| WHAT TO DO |
Within the material below, count how many lines contain "replies". Answer with only that number.

| SUPPLIED MATERIAL |
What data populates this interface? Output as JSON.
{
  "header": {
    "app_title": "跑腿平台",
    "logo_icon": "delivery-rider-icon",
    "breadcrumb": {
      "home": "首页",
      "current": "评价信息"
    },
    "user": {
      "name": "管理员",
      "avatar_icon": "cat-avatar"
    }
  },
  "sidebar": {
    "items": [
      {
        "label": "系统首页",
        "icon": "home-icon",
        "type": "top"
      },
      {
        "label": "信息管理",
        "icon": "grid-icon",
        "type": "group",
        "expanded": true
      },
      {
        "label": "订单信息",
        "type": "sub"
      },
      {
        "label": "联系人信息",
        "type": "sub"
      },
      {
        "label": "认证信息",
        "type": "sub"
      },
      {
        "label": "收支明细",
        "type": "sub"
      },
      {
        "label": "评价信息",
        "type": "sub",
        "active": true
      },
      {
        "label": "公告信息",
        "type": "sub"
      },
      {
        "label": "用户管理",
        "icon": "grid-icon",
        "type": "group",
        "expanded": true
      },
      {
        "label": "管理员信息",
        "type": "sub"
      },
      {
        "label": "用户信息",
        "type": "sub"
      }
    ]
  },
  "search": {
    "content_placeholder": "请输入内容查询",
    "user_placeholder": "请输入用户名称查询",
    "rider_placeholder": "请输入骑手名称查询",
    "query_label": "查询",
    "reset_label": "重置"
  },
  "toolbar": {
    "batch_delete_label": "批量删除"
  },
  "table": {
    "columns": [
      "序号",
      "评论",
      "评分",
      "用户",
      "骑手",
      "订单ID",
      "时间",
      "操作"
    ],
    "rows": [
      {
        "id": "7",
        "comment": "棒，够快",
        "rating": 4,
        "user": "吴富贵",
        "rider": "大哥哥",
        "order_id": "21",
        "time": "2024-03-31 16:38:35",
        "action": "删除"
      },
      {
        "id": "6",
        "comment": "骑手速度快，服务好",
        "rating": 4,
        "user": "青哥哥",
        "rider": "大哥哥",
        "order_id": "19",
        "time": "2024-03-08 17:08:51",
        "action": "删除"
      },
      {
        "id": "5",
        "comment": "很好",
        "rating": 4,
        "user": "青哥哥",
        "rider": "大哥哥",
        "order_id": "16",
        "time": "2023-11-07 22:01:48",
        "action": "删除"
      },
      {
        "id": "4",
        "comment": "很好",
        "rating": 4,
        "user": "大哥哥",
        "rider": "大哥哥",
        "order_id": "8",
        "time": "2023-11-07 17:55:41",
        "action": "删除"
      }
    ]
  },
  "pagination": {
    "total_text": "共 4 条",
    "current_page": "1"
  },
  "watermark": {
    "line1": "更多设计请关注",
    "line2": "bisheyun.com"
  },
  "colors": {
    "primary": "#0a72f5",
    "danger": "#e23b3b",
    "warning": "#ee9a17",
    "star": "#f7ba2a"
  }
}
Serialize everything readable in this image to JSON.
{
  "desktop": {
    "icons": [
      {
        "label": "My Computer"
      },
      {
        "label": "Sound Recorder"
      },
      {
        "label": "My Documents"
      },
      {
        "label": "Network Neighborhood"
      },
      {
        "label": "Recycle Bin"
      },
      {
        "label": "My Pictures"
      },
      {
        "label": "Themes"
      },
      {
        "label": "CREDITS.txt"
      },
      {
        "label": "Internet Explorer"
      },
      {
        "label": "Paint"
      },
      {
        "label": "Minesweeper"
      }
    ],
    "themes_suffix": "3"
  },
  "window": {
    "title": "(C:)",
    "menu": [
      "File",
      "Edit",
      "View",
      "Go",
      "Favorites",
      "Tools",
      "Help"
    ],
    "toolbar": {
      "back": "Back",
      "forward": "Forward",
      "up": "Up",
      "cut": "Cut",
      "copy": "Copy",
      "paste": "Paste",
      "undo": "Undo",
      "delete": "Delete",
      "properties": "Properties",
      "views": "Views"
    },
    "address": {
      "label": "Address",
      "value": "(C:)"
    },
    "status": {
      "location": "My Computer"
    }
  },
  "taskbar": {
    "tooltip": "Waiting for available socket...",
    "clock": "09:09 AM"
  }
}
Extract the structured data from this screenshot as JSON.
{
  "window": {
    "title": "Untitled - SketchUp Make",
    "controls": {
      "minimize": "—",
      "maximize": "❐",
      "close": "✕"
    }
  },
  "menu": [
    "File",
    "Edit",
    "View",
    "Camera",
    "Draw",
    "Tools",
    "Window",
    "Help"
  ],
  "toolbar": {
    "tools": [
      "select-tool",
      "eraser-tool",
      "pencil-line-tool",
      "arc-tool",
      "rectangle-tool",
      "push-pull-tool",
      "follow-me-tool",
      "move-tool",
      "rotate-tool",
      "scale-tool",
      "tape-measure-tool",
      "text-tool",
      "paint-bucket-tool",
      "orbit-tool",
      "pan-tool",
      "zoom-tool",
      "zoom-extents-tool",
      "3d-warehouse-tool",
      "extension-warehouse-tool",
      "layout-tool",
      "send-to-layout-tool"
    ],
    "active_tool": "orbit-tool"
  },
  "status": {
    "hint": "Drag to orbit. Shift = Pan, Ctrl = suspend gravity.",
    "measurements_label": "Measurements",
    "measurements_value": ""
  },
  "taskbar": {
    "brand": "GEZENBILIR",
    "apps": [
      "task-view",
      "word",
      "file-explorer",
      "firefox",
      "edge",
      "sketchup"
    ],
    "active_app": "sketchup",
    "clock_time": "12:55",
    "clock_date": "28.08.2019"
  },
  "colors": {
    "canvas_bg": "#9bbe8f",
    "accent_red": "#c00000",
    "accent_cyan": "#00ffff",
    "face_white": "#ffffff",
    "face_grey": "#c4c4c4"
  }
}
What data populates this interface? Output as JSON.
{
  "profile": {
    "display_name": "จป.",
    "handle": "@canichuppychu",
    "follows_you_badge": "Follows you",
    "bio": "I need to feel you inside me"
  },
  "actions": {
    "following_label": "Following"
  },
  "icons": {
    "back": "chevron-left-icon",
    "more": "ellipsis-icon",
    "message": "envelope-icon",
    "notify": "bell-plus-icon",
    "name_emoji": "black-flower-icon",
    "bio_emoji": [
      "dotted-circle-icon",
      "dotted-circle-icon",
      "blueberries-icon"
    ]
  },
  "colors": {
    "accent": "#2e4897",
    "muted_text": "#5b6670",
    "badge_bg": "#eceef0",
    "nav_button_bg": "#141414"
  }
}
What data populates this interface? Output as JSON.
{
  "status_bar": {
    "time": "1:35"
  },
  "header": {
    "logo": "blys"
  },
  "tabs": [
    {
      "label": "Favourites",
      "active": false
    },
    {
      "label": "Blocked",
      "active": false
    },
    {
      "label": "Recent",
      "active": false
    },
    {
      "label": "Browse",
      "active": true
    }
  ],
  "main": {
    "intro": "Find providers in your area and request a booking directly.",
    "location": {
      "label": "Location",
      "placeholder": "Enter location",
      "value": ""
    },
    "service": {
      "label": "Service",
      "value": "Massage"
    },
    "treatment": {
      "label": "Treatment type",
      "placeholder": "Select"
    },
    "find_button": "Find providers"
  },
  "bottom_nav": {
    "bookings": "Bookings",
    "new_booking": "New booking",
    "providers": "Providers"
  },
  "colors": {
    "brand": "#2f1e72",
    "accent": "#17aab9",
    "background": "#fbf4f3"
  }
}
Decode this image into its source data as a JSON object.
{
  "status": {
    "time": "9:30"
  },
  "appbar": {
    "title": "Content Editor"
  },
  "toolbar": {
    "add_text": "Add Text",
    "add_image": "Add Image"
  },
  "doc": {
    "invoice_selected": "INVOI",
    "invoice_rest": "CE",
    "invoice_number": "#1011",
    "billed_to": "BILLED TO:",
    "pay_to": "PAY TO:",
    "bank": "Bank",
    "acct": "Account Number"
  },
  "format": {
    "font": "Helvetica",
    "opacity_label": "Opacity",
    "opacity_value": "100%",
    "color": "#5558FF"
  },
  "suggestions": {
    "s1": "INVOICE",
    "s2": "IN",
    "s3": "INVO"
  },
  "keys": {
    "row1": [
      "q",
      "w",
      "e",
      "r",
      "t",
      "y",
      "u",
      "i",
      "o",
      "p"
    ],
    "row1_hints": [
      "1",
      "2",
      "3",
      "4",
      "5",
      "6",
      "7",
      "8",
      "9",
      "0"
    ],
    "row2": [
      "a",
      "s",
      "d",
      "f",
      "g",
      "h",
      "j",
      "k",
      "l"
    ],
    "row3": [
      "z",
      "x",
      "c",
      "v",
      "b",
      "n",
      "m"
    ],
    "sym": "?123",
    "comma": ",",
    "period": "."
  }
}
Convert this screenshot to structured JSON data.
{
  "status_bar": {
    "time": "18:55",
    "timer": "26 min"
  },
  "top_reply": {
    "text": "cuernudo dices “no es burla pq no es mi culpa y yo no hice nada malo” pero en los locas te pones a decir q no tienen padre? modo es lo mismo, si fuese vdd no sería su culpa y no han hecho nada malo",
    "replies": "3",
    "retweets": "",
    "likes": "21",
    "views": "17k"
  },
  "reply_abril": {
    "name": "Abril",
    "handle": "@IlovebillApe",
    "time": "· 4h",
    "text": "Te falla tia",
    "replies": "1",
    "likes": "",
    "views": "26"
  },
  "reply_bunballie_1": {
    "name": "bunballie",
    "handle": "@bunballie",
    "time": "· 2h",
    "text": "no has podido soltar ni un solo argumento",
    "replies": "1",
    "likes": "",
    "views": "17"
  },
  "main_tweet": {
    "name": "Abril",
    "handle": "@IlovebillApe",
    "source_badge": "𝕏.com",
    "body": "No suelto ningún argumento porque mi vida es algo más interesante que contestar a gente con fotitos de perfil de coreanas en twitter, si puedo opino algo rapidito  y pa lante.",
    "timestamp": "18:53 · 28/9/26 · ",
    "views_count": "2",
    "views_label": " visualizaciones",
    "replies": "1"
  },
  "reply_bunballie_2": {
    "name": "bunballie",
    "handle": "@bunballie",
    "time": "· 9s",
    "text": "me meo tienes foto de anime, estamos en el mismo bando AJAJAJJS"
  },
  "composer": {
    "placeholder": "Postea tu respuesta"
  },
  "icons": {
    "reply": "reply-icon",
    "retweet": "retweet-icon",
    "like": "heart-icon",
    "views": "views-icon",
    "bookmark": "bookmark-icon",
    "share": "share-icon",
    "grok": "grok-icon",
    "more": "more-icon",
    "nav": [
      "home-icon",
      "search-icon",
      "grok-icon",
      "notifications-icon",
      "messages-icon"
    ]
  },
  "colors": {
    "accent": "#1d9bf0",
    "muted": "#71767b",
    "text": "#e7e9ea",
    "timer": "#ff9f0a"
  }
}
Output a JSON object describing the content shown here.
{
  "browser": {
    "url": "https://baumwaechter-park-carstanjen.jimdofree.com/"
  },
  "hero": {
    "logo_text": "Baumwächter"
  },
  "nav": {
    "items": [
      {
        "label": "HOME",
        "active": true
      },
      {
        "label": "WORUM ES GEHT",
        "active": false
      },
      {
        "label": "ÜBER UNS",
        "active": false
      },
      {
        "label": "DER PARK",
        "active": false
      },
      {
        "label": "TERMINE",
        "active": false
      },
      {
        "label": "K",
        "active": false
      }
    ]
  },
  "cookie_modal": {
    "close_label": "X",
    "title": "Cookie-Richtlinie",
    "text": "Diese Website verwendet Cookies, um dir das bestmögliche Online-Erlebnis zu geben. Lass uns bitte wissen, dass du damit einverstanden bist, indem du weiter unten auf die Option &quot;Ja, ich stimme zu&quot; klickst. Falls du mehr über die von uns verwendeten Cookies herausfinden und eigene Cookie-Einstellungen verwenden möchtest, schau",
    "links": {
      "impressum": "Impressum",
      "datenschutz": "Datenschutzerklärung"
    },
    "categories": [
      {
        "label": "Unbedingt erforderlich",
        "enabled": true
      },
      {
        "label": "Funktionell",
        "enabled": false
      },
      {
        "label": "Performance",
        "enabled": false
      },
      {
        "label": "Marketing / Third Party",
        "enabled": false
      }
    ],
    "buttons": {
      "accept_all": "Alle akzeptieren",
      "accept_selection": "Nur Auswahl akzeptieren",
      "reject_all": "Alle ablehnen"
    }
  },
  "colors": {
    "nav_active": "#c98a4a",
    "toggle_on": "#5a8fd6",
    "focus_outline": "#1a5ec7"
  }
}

| TASK RESPONSE |
4